“Members-only” apps that provide true value to users is yet another way in which a brand can use the power of the app to hopefully create closer contact with customers. There’s a few examples of this, but perhaps the one closest to many people’s hearts comes from private health insurer, BUPA.
This app offers users all the health and wellness content you’ll find on Bupa’s website, including thousands of health factsheets. The app works on most platforms, including tablets, and also offers users a direct link to Bupa in the event they suffer medical emergency (including provision of a call back service).
Bupa’s app has inherent through the provision of all the service’s popular health-related information, but also acts as a reminder to those who might suddenly find themselves in hospital of their Bupa number so they can secure private medical treatment in the event they use it.
What’s key here is that Bupa is reaching out to customers, offering something of value and while that data is also made available on the company’s website, many customers will feel the insurer has taken an extra step toward them, boosting loyalty, feelings of inclusion and providing a more flexible service.
Then there’s the link between apps and shopping. Asda this week introduced a new app that allows shoppers to self-scan their shopping as they shop and then check out online. That’s interesting for shoppers eager to avoid in-store checkout queues, though perhaps less interesting to jobseekers searching for a new opportunity in retail.
Asda isn’t just doing this out of kindness — the company also intends capturing valuable customer data with the move. That’s not new of course, supermarkets have been capturing people’s shopping preferences using loyalty cards for years.
Loyalty cards help supermarkets build a picture of what people want in particular stores, and enable them to tailor make offers of various kinds for customers they have some information about. Most people are already happy to use loyalty cards, so they are likely to be less resistant to sharing the same kind of data using an app.
The hidden point here is that Asda doesn’t currently offer a loyalty scheme, so the app constitutes the first time the company has begun collecting data of this kind.
“So the scanning and payment capability could help provide more data to feed its customer relationship management (CRM) intelligence,” remarks Internet Retailing.
It can go further: In South Korea, Tesco’s Home Plus grocery delivery business plastered subway stations with life-size, high-resolution photos of products on store shelves, complete with QR codes that can be scanned with a smartphone.
This allows consumers to shop and arrange for delivery while waiting for their trains.
The augmented reality
Nike+ (originally for iPods and now available for all smartphones) is a poster child for intelligent app/product marketing. The app works with a chip in your shoes which work to monitor speed, distance and calories burned. The app is free, but to use it you need those Nike+ shoes or sensors. What’s critical is that the app also offers real implicit value as it helps Nike-wearing sporty types track critical information about their level of exercise and general wellness.

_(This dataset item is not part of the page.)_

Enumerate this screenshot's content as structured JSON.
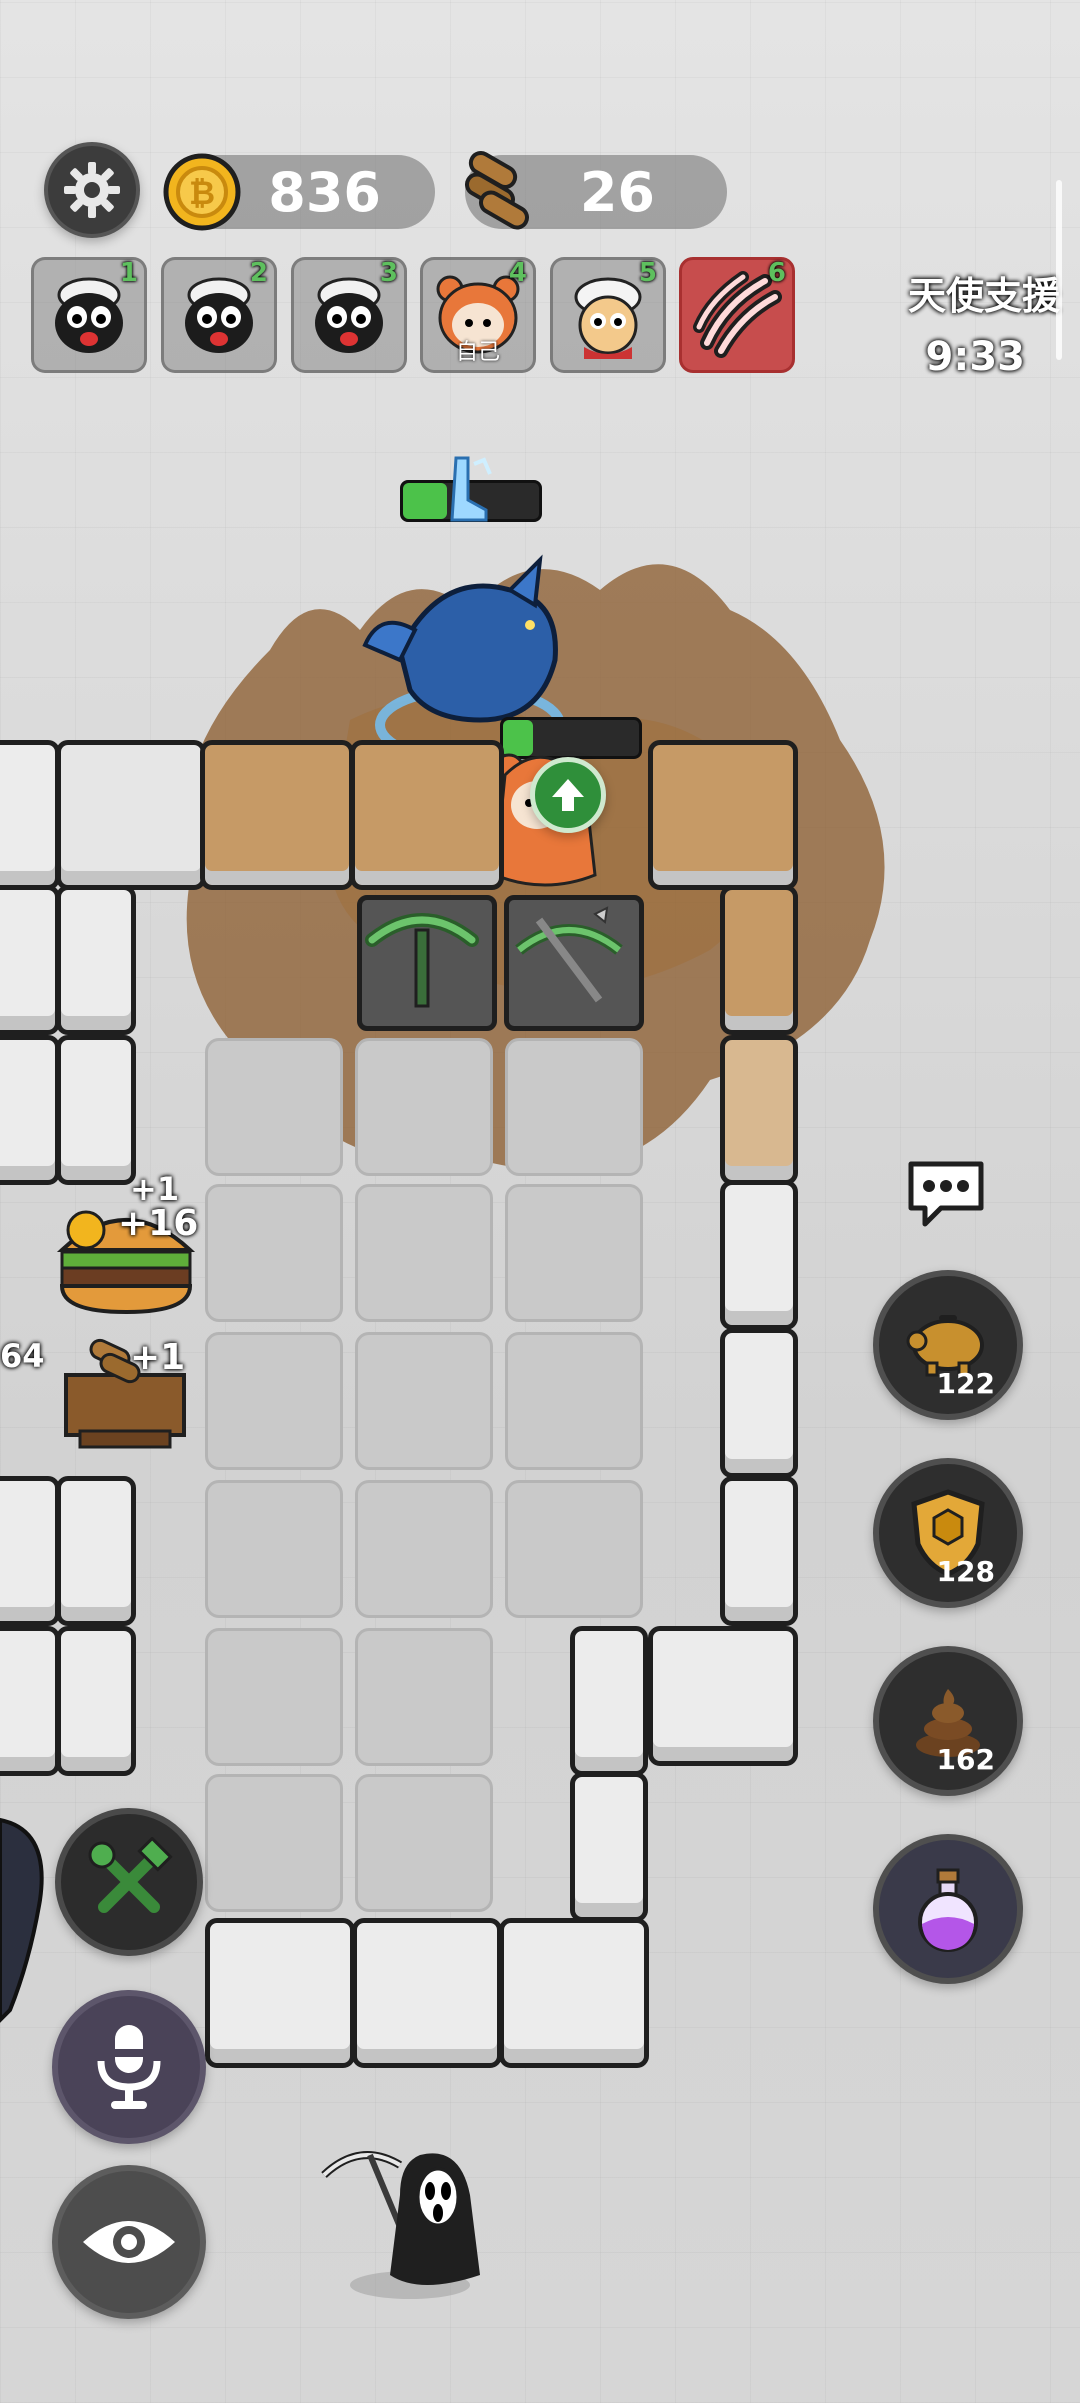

What isn’t so obvious is that the app has had an impressive effect on Nike’s sales. The company says the app has helped it drive 30 percent growth in its running division in 2012, with the result that the firm has expanded the list of app functions to include basketball and time spent sleeping.
This is really key, of course: mobile users don’t want ads, they want functionality. They don’t want traditional marketing thrown at them when they use their device, but they will respond to apps that provide value, information or entertainment through the good graces of the brand.
We’re going to be exploring a range of topics as related to app-based marketing in future reports here at the Dreamtek blog, but hopefully we’ve whetted some appetites as to the potential value of mobile apps to any brand — and with video being perhaps the most popular of all available online content, we will in future pay particular attention to innovative ways brand marketers can combine moving images with mobile in order to reach customers effectively.